Within West Terrace Cemetery are the graves of a number of prominent South Australians who were an important part of Mary’s time in Adelaide. Located in the Catholic section of the cemetery is Smyth Memorial Chapel. The octagonal-shaped chapel was built in as a memorial to Father John Smyth. A popular priest, Father Smyth was appointed the Vicar-General for the Diocese of Adelaide in 1866. He played a key role in the early construction of St Francis Xavier’s Cathedral and Hall. Archdeacon Patrick Russell laid the chapel’s foundation stone, and it was opened and consecrated by Bishop Laurence Sheil on 11 December 1871. Mary’s excommunication was still in effect at the time of the chapel’s opening. The graves of Father Smyth, Archdeacon Russell and Bishop Sheil are located in the chapel’s crypt.
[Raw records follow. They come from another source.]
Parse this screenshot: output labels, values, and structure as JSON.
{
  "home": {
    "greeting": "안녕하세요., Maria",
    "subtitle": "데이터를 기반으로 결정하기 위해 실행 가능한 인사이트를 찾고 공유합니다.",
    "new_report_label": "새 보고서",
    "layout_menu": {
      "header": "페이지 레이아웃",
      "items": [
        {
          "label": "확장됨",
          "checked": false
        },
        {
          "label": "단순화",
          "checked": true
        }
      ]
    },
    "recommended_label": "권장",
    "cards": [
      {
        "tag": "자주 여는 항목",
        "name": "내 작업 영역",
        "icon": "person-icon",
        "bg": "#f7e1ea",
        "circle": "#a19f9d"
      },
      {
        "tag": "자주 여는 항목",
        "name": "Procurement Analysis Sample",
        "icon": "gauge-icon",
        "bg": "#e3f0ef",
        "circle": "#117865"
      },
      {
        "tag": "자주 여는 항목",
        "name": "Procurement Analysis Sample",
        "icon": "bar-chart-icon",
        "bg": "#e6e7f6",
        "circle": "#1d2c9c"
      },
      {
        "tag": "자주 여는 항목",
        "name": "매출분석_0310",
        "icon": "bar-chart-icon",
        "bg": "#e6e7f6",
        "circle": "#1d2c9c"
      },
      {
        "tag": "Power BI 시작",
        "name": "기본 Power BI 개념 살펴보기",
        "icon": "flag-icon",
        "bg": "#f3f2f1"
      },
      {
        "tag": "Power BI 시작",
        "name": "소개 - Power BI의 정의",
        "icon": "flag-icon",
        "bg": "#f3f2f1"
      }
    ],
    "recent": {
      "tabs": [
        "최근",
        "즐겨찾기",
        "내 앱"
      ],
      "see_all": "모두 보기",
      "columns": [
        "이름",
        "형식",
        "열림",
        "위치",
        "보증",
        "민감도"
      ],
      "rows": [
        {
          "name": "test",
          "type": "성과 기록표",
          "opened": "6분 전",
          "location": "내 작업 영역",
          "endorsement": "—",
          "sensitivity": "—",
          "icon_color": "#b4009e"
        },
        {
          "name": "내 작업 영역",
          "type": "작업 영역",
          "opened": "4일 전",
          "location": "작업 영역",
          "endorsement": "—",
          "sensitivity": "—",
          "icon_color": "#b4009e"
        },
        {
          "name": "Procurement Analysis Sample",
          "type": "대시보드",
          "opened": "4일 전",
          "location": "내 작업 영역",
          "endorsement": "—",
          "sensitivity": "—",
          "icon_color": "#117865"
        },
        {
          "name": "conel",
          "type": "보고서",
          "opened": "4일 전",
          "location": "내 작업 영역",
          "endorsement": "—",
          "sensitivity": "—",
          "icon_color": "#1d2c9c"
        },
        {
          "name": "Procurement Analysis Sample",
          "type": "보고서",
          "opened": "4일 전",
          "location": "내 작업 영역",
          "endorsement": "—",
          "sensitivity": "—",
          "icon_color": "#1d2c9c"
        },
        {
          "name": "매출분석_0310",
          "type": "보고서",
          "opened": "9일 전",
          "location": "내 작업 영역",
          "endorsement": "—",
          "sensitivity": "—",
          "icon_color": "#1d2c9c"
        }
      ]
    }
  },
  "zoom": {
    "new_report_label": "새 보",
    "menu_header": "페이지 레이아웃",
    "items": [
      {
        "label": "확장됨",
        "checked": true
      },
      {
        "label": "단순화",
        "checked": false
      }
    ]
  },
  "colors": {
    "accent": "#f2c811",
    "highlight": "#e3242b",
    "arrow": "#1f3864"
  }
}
In the nearby Jesuit section of the cemetery is the grave of Mary’s younger brother, Father Donald MacKillop. Donald arrived in Penola at the age of 13 whilst Mary was teaching at the school there. The following year, he attended school at St Aloysius College under the guidance of the Sevenhill Jesuits. Donald later entered the Order, one of the first Australians to do so. Donald and Mary were very close and supportive of one another, writing often of their work and its rewards and challenges. Donald passed away in North Adelaide on 2 February 1925.